The Wall Street Journal also thinks the Motorola RAZR line (which includes the KRZR K1) is behind in technology.
My free advice to Motorola: it's not just the package, it's also the software and most importantly the entire experience which consists of the hardware, software and the packaging. Learn from Apple and Nokia or you are doomed. People are not going to be content with a beautiful phone with yesterday's software which allows you take decent photo and videos but has no easy way to share them.
A year ago, Motorola Inc. appeared headed for a third straight year of rich profits under Chief Executive Ed Zander, driven by its hit cellphone the Razr. "A lot of you are always asking what is after the Razr," Mr. Zander said in an April 2006 conference call after another quarter of 30%-plus growth. "I say more Razrs."
But behind the scenes, Motorola was working furiously to get a successor phone to market by the second half of 2006, according to people familiar with the matter. When it failed to do so, profit margins on handsets narrowed and the company swung to a loss. Key executives left. And as the stock slid, activist investor Carl Icahn built up a position and began campaigning for a board seat to address what he called Motorola's "operational problems."
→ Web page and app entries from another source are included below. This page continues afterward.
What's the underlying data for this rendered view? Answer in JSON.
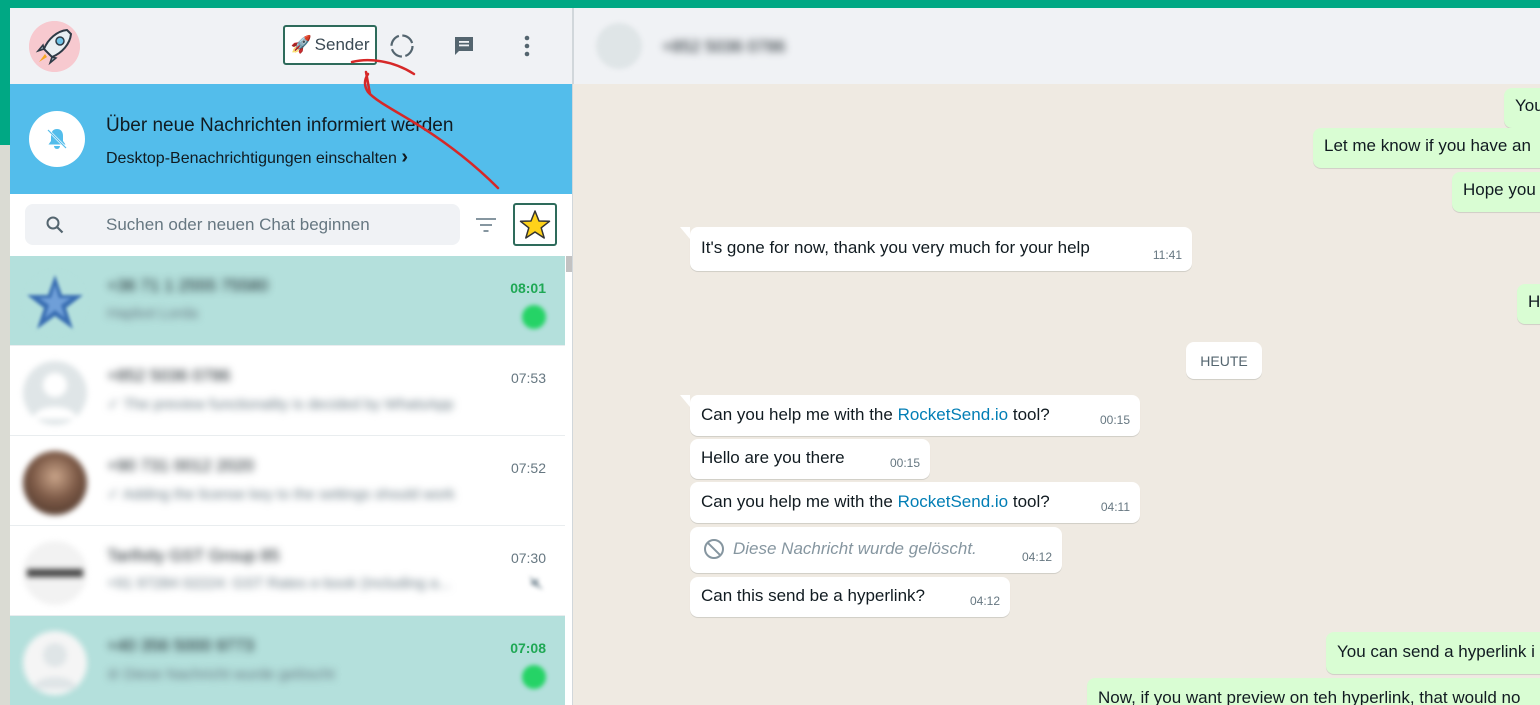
{
  "header": {
    "sender_label": "Sender",
    "sender_emoji": "🚀"
  },
  "notification": {
    "title": "Über neue Nachrichten informiert werden",
    "subtitle": "Desktop-Benachrichtigungen einschalten",
    "chevron": "›"
  },
  "search": {
    "placeholder": "Suchen oder neuen Chat beginnen"
  },
  "chats": [
    {
      "name": "+36 71 1 2555 75580",
      "preview": "Hapbot Lorda",
      "time": "08:01",
      "unread": true,
      "avatar_color": "#3a6fb3"
    },
    {
      "name": "+852 5036 0786",
      "preview": "✓ The preview functionality is decided by WhatsApp",
      "time": "07:53",
      "unread": false,
      "avatar_color": "#dfe5e7"
    },
    {
      "name": "+90 731 0012 2020",
      "preview": "✓ Adding the license key to the settings should work",
      "time": "07:52",
      "unread": false,
      "avatar_color": "#6b5044"
    },
    {
      "name": "Tarifxity GST Group 85",
      "preview": "+91 97284 02224: GST Rates e-book (Including a...",
      "time": "07:30",
      "unread": false,
      "muted": true,
      "avatar_color": "#eeeeee"
    },
    {
      "name": "+40 356 5000 9773",
      "preview": "⊘ Diese Nachricht wurde gelöscht",
      "time": "07:08",
      "unread": true,
      "avatar_color": "#f5f5f5"
    }
  ],
  "conversation": {
    "contact_name": "+852 5036 0786",
    "date_divider": "HEUTE",
    "messages": [
      {
        "dir": "out",
        "text": "You"
      },
      {
        "dir": "out",
        "text": "Let me know if you have an"
      },
      {
        "dir": "out",
        "text": "Hope you"
      },
      {
        "dir": "in",
        "text": "It's gone for now, thank you very much for your help",
        "time": "11:41"
      },
      {
        "dir": "out",
        "text": "H"
      },
      {
        "dir": "in",
        "text_before": "Can you help me with the ",
        "link": "RocketSend.io",
        "text_after": " tool?",
        "time": "00:15"
      },
      {
        "dir": "in",
        "text": "Hello are you there",
        "time": "00:15"
      },
      {
        "dir": "in",
        "text_before": "Can you help me with the ",
        "link": "RocketSend.io",
        "text_after": " tool?",
        "time": "04:11"
      },
      {
        "dir": "in",
        "text": "Diese Nachricht wurde gelöscht.",
        "time": "04:12",
        "deleted": true
      },
      {
        "dir": "in",
        "text": "Can this send be a hyperlink?",
        "time": "04:12"
      },
      {
        "dir": "out",
        "text": "You can send a hyperlink i"
      },
      {
        "dir": "out",
        "text": "Now, if you want preview on teh hyperlink, that would no"
      }
    ]
  },
  "colors": {
    "accent": "#00a884",
    "banner": "#53bdeb",
    "highlight_row": "#b4e0dc",
    "outgoing_bubble": "#d9fdd3",
    "link": "#027eb5",
    "annotation": "#d62828"
  }
}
Motorola's travails illustrate the risks for a company that rides high with a big consumer hit. Amid its success with the Razr, it fell behind on developing a phone with the next generation of technology. Missing a beat is especially hazardous in cellphones, where it can take two to three years to develop a new line.